Lord Vishnu had a great and rigid devotee, The demon king Mahabali. It was later on that the divine Lord Vishnu had left his home, Vaikuntham, and shifted to king Mahabali’s kingdom to protect the kingdom. However, Lord Vishnu’s spouse, the Goddess Laxmi, had become lonely and wished to be closer to him. She concocted a plan to visit the Kingdom of Bali under disguise and, so she did; she took the appearance of a Brahmin woman and took refuge in the demon King Mahabali’s palace.
Goddess Laxmi then tied a Rakhi on the wrist of demon king Mahabali on Shravana Purnima and revealed her identity. She had also told the demon king of her true intent and purpose for visiting his land. This confession and devotion of the goddess for her dear husband touched the demon king’s heart. He requested Lord Vishnu to return to his divine home along with his wife. Raksha Bandhan hence is also referred to as Baleva, which is a connotation of Mahabali's devotion to the Lord Vishnu.
This leads us to the following stories down the lane of the Raksha Bandhan history:
Lord Krishna and Draupadi
The legend goes somewhat like this, during a war between the divine Lord Krishna against the evil King Shishupal, he was hurt.
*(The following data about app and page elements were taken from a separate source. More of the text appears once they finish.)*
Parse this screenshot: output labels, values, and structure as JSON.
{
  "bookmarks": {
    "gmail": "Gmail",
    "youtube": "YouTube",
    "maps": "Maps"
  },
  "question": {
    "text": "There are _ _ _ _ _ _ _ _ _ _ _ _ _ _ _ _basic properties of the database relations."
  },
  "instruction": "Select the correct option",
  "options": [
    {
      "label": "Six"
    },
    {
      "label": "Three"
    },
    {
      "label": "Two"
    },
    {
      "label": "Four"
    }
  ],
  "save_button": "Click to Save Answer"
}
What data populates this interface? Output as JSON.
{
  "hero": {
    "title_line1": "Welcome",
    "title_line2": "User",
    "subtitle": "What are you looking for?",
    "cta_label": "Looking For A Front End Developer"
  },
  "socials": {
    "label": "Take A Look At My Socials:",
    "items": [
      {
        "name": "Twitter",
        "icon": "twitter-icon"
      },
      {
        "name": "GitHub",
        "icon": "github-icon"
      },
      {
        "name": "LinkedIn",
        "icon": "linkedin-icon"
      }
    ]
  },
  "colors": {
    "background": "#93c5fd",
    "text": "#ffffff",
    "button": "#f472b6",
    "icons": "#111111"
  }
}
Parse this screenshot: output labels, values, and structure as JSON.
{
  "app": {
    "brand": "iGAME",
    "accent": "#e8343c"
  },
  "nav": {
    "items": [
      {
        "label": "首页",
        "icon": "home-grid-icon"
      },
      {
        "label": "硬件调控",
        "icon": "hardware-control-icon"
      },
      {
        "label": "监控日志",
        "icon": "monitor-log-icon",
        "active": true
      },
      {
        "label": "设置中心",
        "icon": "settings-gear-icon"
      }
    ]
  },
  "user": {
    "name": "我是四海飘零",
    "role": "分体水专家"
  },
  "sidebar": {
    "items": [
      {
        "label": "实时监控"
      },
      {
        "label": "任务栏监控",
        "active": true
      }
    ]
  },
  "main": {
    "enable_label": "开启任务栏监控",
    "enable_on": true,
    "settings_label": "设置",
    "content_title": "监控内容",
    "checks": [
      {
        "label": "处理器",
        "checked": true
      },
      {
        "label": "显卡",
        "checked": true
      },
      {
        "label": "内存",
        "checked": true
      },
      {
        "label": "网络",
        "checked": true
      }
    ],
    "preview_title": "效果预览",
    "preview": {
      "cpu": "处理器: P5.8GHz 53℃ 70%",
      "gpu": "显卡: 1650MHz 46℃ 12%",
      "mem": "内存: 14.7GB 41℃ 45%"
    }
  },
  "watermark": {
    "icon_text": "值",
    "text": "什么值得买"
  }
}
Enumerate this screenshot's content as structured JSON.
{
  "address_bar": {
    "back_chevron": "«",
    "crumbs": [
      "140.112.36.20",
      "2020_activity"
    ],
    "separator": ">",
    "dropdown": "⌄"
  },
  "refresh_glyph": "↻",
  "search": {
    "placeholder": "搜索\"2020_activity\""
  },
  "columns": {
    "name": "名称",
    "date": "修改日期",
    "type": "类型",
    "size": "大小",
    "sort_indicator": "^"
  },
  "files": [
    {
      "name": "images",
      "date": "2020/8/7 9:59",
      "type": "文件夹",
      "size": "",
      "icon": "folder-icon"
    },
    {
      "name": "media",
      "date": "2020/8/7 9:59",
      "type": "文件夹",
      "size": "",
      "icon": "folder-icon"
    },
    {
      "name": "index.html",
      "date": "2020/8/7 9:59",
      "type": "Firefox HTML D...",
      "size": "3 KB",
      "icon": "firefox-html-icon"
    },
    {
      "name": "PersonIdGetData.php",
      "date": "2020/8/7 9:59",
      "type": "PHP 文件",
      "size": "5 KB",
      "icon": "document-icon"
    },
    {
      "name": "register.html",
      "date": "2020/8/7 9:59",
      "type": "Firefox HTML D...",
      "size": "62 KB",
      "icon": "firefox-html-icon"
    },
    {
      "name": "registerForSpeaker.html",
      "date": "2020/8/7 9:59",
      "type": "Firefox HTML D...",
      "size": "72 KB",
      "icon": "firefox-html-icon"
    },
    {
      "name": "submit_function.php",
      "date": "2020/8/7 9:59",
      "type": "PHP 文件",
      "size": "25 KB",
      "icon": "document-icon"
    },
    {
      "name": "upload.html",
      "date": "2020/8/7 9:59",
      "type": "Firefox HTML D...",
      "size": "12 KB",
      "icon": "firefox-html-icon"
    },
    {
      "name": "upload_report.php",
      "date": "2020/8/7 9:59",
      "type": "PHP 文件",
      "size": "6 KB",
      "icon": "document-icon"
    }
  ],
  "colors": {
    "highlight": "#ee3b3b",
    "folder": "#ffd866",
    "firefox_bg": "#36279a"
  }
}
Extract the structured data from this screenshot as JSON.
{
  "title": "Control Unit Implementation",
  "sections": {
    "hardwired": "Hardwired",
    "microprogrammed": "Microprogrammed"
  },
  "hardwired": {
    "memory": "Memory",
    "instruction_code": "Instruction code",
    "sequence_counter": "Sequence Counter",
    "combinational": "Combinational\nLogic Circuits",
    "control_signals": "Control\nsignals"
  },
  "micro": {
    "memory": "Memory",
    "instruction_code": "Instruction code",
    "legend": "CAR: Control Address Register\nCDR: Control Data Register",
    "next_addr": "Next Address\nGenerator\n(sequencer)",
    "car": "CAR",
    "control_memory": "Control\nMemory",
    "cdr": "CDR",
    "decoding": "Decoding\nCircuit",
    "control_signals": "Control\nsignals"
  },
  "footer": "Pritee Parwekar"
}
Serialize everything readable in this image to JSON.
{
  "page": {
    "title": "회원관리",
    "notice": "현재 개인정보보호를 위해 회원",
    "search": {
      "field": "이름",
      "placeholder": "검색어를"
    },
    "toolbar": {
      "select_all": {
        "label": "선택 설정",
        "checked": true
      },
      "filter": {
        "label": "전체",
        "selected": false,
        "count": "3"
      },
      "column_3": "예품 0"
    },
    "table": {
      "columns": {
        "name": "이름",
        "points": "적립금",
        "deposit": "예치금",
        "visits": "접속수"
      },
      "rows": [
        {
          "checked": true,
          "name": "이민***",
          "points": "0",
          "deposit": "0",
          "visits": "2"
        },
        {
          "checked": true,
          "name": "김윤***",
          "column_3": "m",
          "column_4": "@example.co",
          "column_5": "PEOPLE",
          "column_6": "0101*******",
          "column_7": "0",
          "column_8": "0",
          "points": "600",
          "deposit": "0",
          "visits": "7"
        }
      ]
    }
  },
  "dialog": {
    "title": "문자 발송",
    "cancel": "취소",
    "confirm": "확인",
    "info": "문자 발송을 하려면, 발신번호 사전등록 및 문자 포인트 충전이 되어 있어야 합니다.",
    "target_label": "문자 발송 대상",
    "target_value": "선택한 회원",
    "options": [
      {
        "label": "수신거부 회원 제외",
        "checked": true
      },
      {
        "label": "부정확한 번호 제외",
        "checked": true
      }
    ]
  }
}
In fact, the wound was quite severe, and his hand was bleeding. When princess Draupadi saw Lord Krishna victorious against Shishupal but bleeding heavily, she rushed to Krishna’s side and tore off a strip of her own cloth and tied it around his injured wrist. Lord Krishna was touched by this act of affection and was moved by her concerns for his well-being. Thus, he declared himself bound by her sisterly love. He promised to stand by her side and protect her honor as a brother, which he did years later during the conflict between Kauravas and Pandavas in the fateful game of dice.
Rani Karnawati and Emperor Humayun
Another famous tale that is added to the history of rakhi is the story of Rani Karnawati and Emperor Humayun. This story dates back to the 1500s when Rajputs were on a clash with the Mughal invasions of India. Rani Karnawati, the widowed queen of the king of Chittor, had quickly realized she could not defend the oncoming invasion by the Sultan of Gujarat, Bahadur Shah. Thus, she sent a rakhi to Emperor Humayun. The Emperor was touched by her gesture of sisterly love and immediately set off with his troops to defend Chittor's honor.
Each of these stories forms a significant part of the history and culture of our traditions that led to the celebration of Raksha Bandhan.